Being older means that I now have a fuller perspective on what it means to be a parent, I think I see a bigger picture as I am no longer distracted by things that meant so much more to me in the past than they do now.

Being older means that I had already settled into a ‘comfortable’ more sedate life. I had already stopped the partying and I am now far more contented with family nights in front of TV and going to bed early – in a way that I never could have been previously.

Being older means that I do not feel like I am missing out, I feel like I have ‘been there and done that’ and I am happy to see others living the life I used to lead without feeling remotely envious.

Being older means that I have a long history with my partner (now in our third decade), it means that we are not working on our relationship with the intensity that is required for newer couples – especially when faced with difficulties. We are able to face the challenges adoption has brought to our partnership with more self assurance and a greater sense of security than younger relationships possibly offer.

Being older means that I am more financially secure which results in me not having to parent around the worry and stress that month to month budgeting can bring to a family.
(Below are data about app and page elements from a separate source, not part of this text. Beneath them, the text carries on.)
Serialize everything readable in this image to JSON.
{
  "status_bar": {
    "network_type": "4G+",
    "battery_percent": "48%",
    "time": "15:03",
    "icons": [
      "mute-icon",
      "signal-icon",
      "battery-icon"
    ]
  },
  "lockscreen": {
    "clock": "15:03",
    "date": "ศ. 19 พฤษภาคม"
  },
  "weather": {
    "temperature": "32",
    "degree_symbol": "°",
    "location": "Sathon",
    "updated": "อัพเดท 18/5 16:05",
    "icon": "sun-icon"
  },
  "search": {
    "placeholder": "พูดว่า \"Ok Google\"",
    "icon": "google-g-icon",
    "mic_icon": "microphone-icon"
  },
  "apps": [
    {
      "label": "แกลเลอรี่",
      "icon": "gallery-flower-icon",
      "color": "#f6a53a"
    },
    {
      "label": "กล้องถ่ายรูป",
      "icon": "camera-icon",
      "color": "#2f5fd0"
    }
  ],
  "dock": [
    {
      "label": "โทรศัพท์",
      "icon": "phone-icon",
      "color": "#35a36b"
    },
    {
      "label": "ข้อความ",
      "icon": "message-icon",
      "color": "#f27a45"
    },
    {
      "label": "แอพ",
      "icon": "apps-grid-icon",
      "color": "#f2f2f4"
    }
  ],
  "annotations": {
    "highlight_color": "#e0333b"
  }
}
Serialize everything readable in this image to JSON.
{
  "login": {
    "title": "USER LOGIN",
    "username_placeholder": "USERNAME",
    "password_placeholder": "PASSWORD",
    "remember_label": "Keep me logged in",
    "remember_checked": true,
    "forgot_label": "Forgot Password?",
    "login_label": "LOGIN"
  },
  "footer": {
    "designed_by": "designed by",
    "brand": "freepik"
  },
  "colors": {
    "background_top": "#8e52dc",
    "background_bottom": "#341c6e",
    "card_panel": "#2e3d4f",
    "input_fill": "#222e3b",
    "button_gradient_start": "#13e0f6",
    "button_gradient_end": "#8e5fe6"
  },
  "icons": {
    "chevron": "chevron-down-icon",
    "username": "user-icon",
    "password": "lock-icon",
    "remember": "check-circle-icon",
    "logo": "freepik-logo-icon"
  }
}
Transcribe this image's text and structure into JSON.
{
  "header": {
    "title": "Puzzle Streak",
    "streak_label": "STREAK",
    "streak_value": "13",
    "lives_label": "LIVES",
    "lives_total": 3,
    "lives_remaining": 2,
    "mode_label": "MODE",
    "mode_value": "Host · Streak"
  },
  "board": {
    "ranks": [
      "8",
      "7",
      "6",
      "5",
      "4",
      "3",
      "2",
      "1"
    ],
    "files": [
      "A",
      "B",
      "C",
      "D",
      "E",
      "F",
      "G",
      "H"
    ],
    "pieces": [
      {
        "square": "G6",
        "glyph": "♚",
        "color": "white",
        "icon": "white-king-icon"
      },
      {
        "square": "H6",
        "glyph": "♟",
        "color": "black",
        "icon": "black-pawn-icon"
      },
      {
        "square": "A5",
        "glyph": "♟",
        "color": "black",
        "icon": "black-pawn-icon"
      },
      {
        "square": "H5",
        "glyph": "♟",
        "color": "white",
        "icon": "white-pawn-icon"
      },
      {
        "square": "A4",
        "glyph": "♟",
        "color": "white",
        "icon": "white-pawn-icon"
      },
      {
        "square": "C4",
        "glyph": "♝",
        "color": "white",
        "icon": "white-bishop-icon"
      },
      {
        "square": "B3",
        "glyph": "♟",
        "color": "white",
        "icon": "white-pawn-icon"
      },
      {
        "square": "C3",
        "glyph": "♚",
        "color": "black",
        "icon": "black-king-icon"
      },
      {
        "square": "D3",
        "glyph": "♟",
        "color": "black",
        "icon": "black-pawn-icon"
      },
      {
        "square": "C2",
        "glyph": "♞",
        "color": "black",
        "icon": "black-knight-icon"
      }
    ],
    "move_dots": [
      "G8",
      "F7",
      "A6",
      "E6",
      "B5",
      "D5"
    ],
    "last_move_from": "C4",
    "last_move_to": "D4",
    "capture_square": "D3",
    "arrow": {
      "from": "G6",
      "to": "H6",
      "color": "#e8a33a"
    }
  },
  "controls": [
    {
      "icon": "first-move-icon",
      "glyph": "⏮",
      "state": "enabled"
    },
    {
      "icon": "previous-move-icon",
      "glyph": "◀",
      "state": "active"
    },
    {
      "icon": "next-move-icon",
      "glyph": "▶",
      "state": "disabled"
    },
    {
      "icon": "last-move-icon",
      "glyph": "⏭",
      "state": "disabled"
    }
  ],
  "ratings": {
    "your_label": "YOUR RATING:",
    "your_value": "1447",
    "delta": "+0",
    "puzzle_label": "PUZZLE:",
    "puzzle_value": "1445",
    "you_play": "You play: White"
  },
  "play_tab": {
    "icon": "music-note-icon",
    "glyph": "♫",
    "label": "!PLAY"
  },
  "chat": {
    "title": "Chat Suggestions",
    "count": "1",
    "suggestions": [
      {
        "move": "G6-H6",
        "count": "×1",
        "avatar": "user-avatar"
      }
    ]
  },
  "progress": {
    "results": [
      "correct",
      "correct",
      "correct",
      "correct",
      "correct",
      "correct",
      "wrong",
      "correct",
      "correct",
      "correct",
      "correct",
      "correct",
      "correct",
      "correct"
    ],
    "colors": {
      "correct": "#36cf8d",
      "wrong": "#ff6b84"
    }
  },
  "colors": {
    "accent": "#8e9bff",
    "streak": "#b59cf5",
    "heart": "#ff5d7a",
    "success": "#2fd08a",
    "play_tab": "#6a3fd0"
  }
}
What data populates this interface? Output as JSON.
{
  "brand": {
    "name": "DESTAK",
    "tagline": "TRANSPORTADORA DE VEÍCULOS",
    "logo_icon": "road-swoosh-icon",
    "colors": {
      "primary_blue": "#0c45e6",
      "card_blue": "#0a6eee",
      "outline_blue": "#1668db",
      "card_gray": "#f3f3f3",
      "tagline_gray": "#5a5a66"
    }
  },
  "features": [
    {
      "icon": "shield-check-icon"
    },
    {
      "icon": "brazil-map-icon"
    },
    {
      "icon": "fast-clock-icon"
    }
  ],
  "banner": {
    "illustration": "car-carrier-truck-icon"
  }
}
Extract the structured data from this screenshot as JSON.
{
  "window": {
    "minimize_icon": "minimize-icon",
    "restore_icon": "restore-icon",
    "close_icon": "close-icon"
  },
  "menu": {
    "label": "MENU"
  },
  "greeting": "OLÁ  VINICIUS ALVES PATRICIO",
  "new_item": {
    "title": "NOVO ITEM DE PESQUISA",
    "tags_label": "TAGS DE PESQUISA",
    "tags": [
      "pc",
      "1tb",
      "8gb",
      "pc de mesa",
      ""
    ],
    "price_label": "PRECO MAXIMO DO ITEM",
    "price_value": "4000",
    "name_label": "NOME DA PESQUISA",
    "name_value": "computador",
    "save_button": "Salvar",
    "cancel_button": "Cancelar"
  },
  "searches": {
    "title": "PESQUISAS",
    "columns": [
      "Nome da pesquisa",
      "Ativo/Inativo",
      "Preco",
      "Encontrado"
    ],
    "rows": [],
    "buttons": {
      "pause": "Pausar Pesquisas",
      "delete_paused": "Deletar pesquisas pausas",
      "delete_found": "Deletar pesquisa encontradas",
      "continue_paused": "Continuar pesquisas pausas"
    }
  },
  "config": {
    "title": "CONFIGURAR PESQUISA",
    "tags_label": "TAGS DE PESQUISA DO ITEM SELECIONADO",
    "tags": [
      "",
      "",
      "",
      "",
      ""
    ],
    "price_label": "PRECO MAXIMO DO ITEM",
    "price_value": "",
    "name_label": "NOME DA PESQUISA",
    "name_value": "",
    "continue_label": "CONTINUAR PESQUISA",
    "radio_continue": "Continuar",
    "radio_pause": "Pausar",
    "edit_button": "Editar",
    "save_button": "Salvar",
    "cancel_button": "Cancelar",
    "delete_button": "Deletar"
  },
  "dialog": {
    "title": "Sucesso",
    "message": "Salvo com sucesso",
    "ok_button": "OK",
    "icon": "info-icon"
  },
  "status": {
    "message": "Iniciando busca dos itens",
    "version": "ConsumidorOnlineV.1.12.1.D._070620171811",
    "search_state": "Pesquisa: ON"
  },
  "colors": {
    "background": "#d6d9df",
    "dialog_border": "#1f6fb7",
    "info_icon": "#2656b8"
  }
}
It means that our family has the luxury of a stay-at-home parent and it means that we are able to give our sons experiences that we would not have been able to a decade or so ago, experiences that they clearly learn from and which are of great value to them and indeed to us as a family, experiences that they clearly get great joy and happiness from.

Being older means that my life is far more established and that as a consequence I have time, more time to focus on my sons and on my family, more time to make it all work.

Actually – *****

Being older and coming to parenting so late has worried me greatly.

Being older very nearly stopped me from adopting and it was a huge consideration at the time.

Being older almost prevented my boys from having a forever family, at 5 and 6 they too were (rather ironically) seen as ‘older’ and being siblings and having attachment issues they were difficult to place, it has been stated that we were a last opportunity of adoption for them.

Being older almost stopped my world from being filled with a happiness and a love that transcends anything I could ever have imagined.

So –
On reflection I guess I can see that my worrying was in vain – as surely the positives so greatly outweigh the negatives.

There is no perfect age to be a parent – I guess no matter what age, we all just have to make sure that we try to excel in what we can. Isn’t that the best any parent can do?